Your instructions —
Leave the images aside and output every entry exactly.

§ §

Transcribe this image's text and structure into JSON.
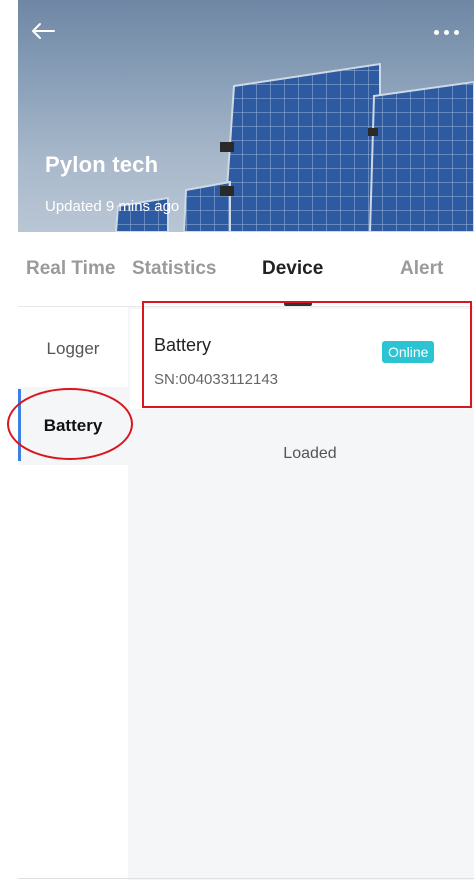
{
  "header": {
    "station_name": "Pylon tech",
    "updated_text": "Updated 9 mins ago",
    "back_icon": "arrow-left-icon",
    "more_icon": "more-dots-icon"
  },
  "tabs": [
    {
      "label": "Real Time",
      "active": false
    },
    {
      "label": "Statistics",
      "active": false
    },
    {
      "label": "Device",
      "active": true
    },
    {
      "label": "Alert",
      "active": false
    }
  ],
  "sidebar": {
    "items": [
      {
        "label": "Logger",
        "active": false
      },
      {
        "label": "Battery",
        "active": true
      }
    ]
  },
  "device": {
    "name": "Battery",
    "sn": "SN:004033112143",
    "status": "Online"
  },
  "list_footer": "Loaded",
  "colors": {
    "accent": "#3c7fe6",
    "online_badge": "#2bc4d2",
    "annotation": "#d9161e"
  }
}
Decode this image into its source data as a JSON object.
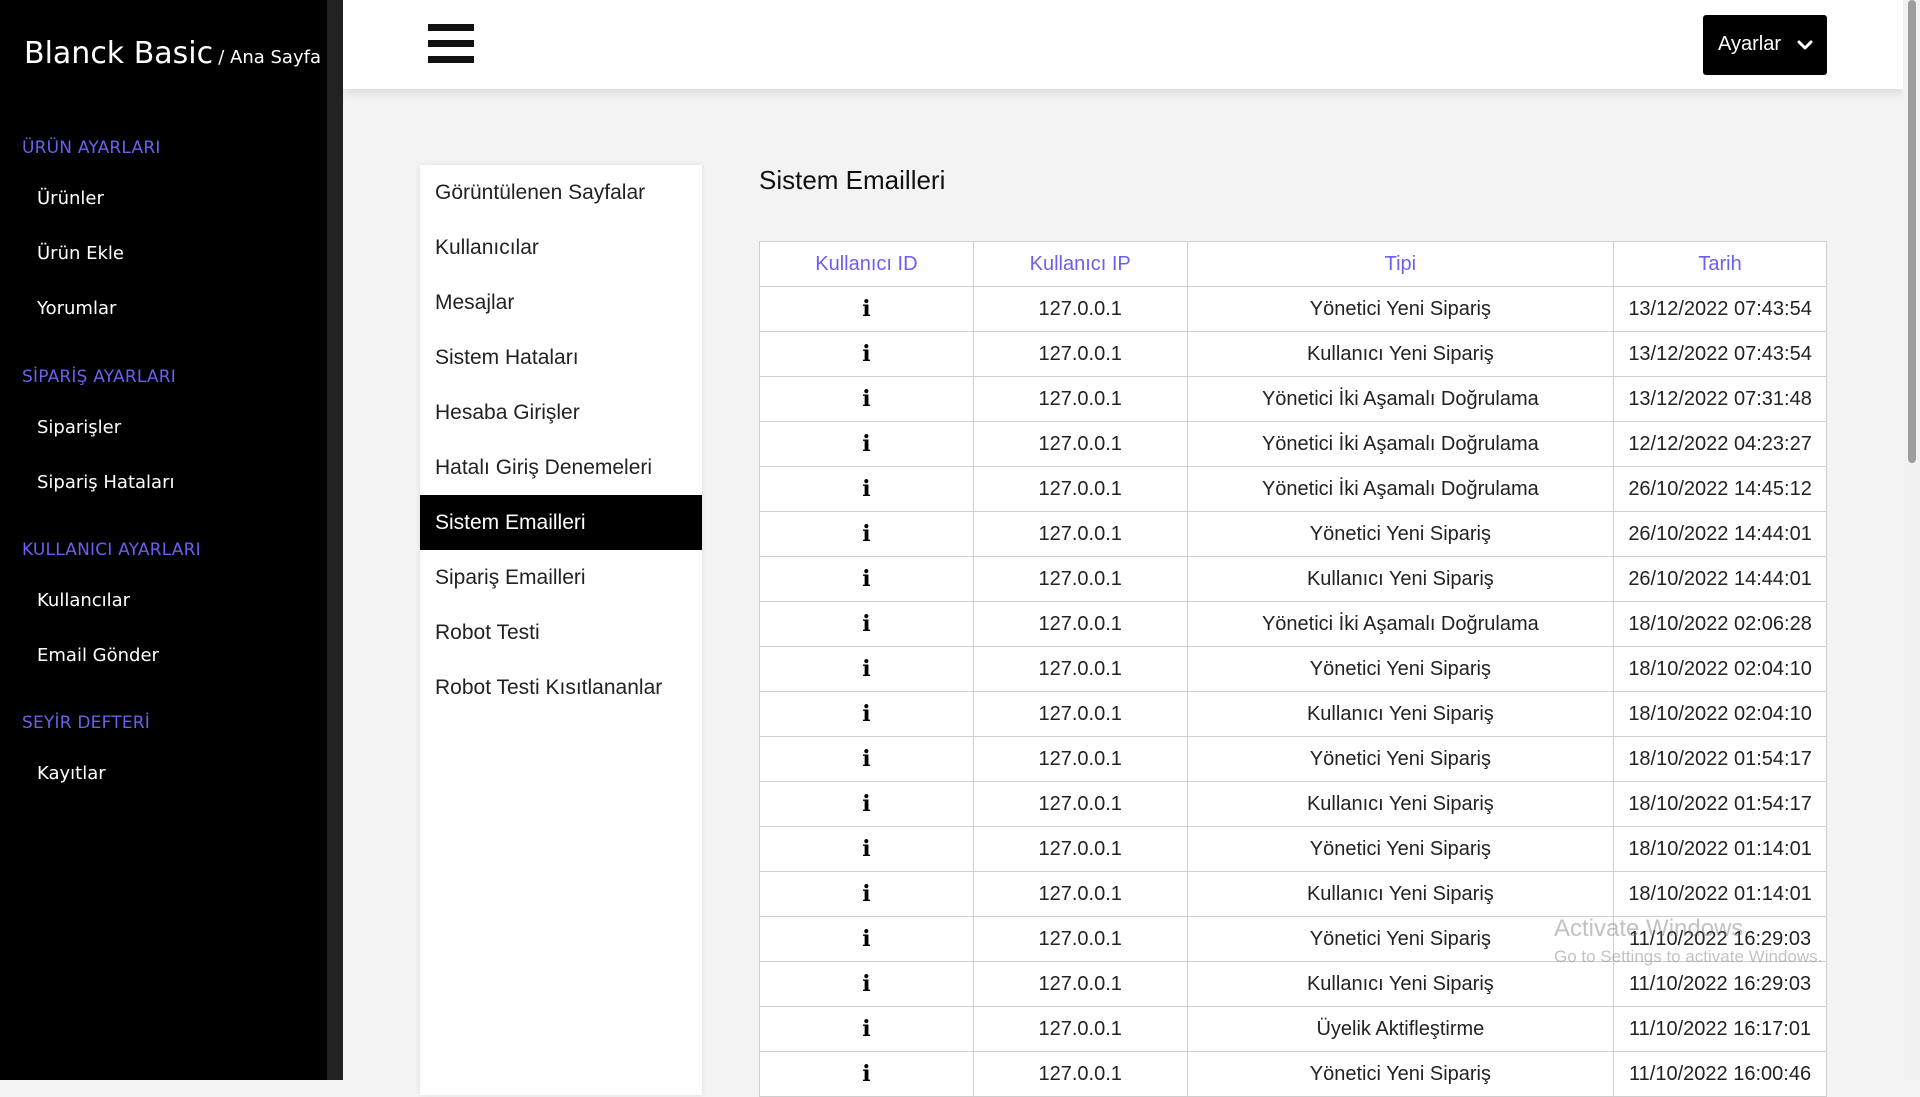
{
  "brand": {
    "title": "Blanck Basic",
    "crumb": "/ Ana Sayfa"
  },
  "sidebar": {
    "groups": [
      {
        "title": "ÜRÜN AYARLARI",
        "items": [
          "Ürünler",
          "Ürün Ekle",
          "Yorumlar"
        ]
      },
      {
        "title": "SİPARİŞ AYARLARI",
        "items": [
          "Siparişler",
          "Sipariş Hataları"
        ]
      },
      {
        "title": "KULLANICI AYARLARI",
        "items": [
          "Kullancılar",
          "Email Gönder"
        ]
      },
      {
        "title": "SEYİR DEFTERİ",
        "items": [
          "Kayıtlar"
        ]
      }
    ]
  },
  "header": {
    "settings_label": "Ayarlar",
    "menu_icon": "hamburger-icon",
    "settings_icon": "chevron-down-icon"
  },
  "subnav": {
    "items": [
      "Görüntülenen Sayfalar",
      "Kullanıcılar",
      "Mesajlar",
      "Sistem Hataları",
      "Hesaba Girişler",
      "Hatalı Giriş Denemeleri",
      "Sistem Emailleri",
      "Sipariş Emailleri",
      "Robot Testi",
      "Robot Testi Kısıtlananlar"
    ],
    "active": "Sistem Emailleri"
  },
  "main": {
    "title": "Sistem Emailleri",
    "table": {
      "headers": [
        "Kullanıcı ID",
        "Kullanıcı IP",
        "Tipi",
        "Tarih"
      ],
      "rows": [
        {
          "id": "i",
          "ip": "127.0.0.1",
          "type": "Yönetici Yeni Sipariş",
          "date": "13/12/2022 07:43:54"
        },
        {
          "id": "i",
          "ip": "127.0.0.1",
          "type": "Kullanıcı Yeni Sipariş",
          "date": "13/12/2022 07:43:54"
        },
        {
          "id": "i",
          "ip": "127.0.0.1",
          "type": "Yönetici İki Aşamalı Doğrulama",
          "date": "13/12/2022 07:31:48"
        },
        {
          "id": "i",
          "ip": "127.0.0.1",
          "type": "Yönetici İki Aşamalı Doğrulama",
          "date": "12/12/2022 04:23:27"
        },
        {
          "id": "i",
          "ip": "127.0.0.1",
          "type": "Yönetici İki Aşamalı Doğrulama",
          "date": "26/10/2022 14:45:12"
        },
        {
          "id": "i",
          "ip": "127.0.0.1",
          "type": "Yönetici Yeni Sipariş",
          "date": "26/10/2022 14:44:01"
        },
        {
          "id": "i",
          "ip": "127.0.0.1",
          "type": "Kullanıcı Yeni Sipariş",
          "date": "26/10/2022 14:44:01"
        },
        {
          "id": "i",
          "ip": "127.0.0.1",
          "type": "Yönetici İki Aşamalı Doğrulama",
          "date": "18/10/2022 02:06:28"
        },
        {
          "id": "i",
          "ip": "127.0.0.1",
          "type": "Yönetici Yeni Sipariş",
          "date": "18/10/2022 02:04:10"
        },
        {
          "id": "i",
          "ip": "127.0.0.1",
          "type": "Kullanıcı Yeni Sipariş",
          "date": "18/10/2022 02:04:10"
        },
        {
          "id": "i",
          "ip": "127.0.0.1",
          "type": "Yönetici Yeni Sipariş",
          "date": "18/10/2022 01:54:17"
        },
        {
          "id": "i",
          "ip": "127.0.0.1",
          "type": "Kullanıcı Yeni Sipariş",
          "date": "18/10/2022 01:54:17"
        },
        {
          "id": "i",
          "ip": "127.0.0.1",
          "type": "Yönetici Yeni Sipariş",
          "date": "18/10/2022 01:14:01"
        },
        {
          "id": "i",
          "ip": "127.0.0.1",
          "type": "Kullanıcı Yeni Sipariş",
          "date": "18/10/2022 01:14:01"
        },
        {
          "id": "i",
          "ip": "127.0.0.1",
          "type": "Yönetici Yeni Sipariş",
          "date": "11/10/2022 16:29:03"
        },
        {
          "id": "i",
          "ip": "127.0.0.1",
          "type": "Kullanıcı Yeni Sipariş",
          "date": "11/10/2022 16:29:03"
        },
        {
          "id": "i",
          "ip": "127.0.0.1",
          "type": "Üyelik Aktifleştirme",
          "date": "11/10/2022 16:17:01"
        },
        {
          "id": "i",
          "ip": "127.0.0.1",
          "type": "Yönetici Yeni Sipariş",
          "date": "11/10/2022 16:00:46"
        }
      ]
    }
  },
  "watermark": {
    "line1": "Activate Windows",
    "line2": "Go to Settings to activate Windows."
  },
  "colors": {
    "sidebar_bg": "#000000",
    "group_title": "#6b5ff0",
    "header_link": "#6b5ff0",
    "active_bg": "#000000"
  }
}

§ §

Answer box —
Transcribe this image's text and structure into JSON.
{
  "header": {
    "station_name": "Pylon tech",
    "updated_text": "Updated 9 mins ago",
    "back_icon": "arrow-left-icon",
    "more_icon": "more-dots-icon"
  },
  "tabs": [
    {
      "label": "Real Time",
      "active": false
    },
    {
      "label": "Statistics",
      "active": false
    },
    {
      "label": "Device",
      "active": true
    },
    {
      "label": "Alert",
      "active": false
    }
  ],
  "sidebar": {
    "items": [
      {
        "label": "Logger",
        "active": false
      },
      {
        "label": "Battery",
        "active": true
      }
    ]
  },
  "device": {
    "name": "Battery",
    "sn": "SN:004033112143",
    "status": "Online"
  },
  "list_footer": "Loaded",
  "colors": {
    "accent": "#3c7fe6",
    "online_badge": "#2bc4d2",
    "annotation": "#d9161e"
  }
}
Decode this image into its source data as a JSON object.
{
  "brand": {
    "title": "Blanck Basic",
    "crumb": "/ Ana Sayfa"
  },
  "sidebar": {
    "groups": [
      {
        "title": "ÜRÜN AYARLARI",
        "items": [
          "Ürünler",
          "Ürün Ekle",
          "Yorumlar"
        ]
      },
      {
        "title": "SİPARİŞ AYARLARI",
        "items": [
          "Siparişler",
          "Sipariş Hataları"
        ]
      },
      {
        "title": "KULLANICI AYARLARI",
        "items": [
          "Kullancılar",
          "Email Gönder"
        ]
      },
      {
        "title": "SEYİR DEFTERİ",
        "items": [
          "Kayıtlar"
        ]
      }
    ]
  },
  "header": {
    "settings_label": "Ayarlar",
    "menu_icon": "hamburger-icon",
    "settings_icon": "chevron-down-icon"
  },
  "subnav": {
    "items": [
      "Görüntülenen Sayfalar",
      "Kullanıcılar",
      "Mesajlar",
      "Sistem Hataları",
      "Hesaba Girişler",
      "Hatalı Giriş Denemeleri",
      "Sistem Emailleri",
      "Sipariş Emailleri",
      "Robot Testi",
      "Robot Testi Kısıtlananlar"
    ],
    "active": "Sistem Emailleri"
  },
  "main": {
    "title": "Sistem Emailleri",
    "table": {
      "headers": [
        "Kullanıcı ID",
        "Kullanıcı IP",
        "Tipi",
        "Tarih"
      ],
      "rows": [
        {
          "id": "i",
          "ip": "127.0.0.1",
          "type": "Yönetici Yeni Sipariş",
          "date": "13/12/2022 07:43:54"
        },
        {
          "id": "i",
          "ip": "127.0.0.1",
          "type": "Kullanıcı Yeni Sipariş",
          "date": "13/12/2022 07:43:54"
        },
        {
          "id": "i",
          "ip": "127.0.0.1",
          "type": "Yönetici İki Aşamalı Doğrulama",
          "date": "13/12/2022 07:31:48"
        },
        {
          "id": "i",
          "ip": "127.0.0.1",
          "type": "Yönetici İki Aşamalı Doğrulama",
          "date": "12/12/2022 04:23:27"
        },
        {
          "id": "i",
          "ip": "127.0.0.1",
          "type": "Yönetici İki Aşamalı Doğrulama",
          "date": "26/10/2022 14:45:12"
        },
        {
          "id": "i",
          "ip": "127.0.0.1",
          "type": "Yönetici Yeni Sipariş",
          "date": "26/10/2022 14:44:01"
        },
        {
          "id": "i",
          "ip": "127.0.0.1",
          "type": "Kullanıcı Yeni Sipariş",
          "date": "26/10/2022 14:44:01"
        },
        {
          "id": "i",
          "ip": "127.0.0.1",
          "type": "Yönetici İki Aşamalı Doğrulama",
          "date": "18/10/2022 02:06:28"
        },
        {
          "id": "i",
          "ip": "127.0.0.1",
          "type": "Yönetici Yeni Sipariş",
          "date": "18/10/2022 02:04:10"
        },
        {
          "id": "i",
          "ip": "127.0.0.1",
          "type": "Kullanıcı Yeni Sipariş",
          "date": "18/10/2022 02:04:10"
        },
        {
          "id": "i",
          "ip": "127.0.0.1",
          "type": "Yönetici Yeni Sipariş",
          "date": "18/10/2022 01:54:17"
        },
        {
          "id": "i",
          "ip": "127.0.0.1",
          "type": "Kullanıcı Yeni Sipariş",
          "date": "18/10/2022 01:54:17"
        },
        {
          "id": "i",
          "ip": "127.0.0.1",
          "type": "Yönetici Yeni Sipariş",
          "date": "18/10/2022 01:14:01"
        },
        {
          "id": "i",
          "ip": "127.0.0.1",
          "type": "Kullanıcı Yeni Sipariş",
          "date": "18/10/2022 01:14:01"
        },
        {
          "id": "i",
          "ip": "127.0.0.1",
          "type": "Yönetici Yeni Sipariş",
          "date": "11/10/2022 16:29:03"
        },
        {
          "id": "i",
          "ip": "127.0.0.1",
          "type": "Kullanıcı Yeni Sipariş",
          "date": "11/10/2022 16:29:03"
        },
        {
          "id": "i",
          "ip": "127.0.0.1",
          "type": "Üyelik Aktifleştirme",
          "date": "11/10/2022 16:17:01"
        },
        {
          "id": "i",
          "ip": "127.0.0.1",
          "type": "Yönetici Yeni Sipariş",
          "date": "11/10/2022 16:00:46"
        }
      ]
    }
  },
  "watermark": {
    "line1": "Activate Windows",
    "line2": "Go to Settings to activate Windows."
  },
  "colors": {
    "sidebar_bg": "#000000",
    "group_title": "#6b5ff0",
    "header_link": "#6b5ff0",
    "active_bg": "#000000"
  }
}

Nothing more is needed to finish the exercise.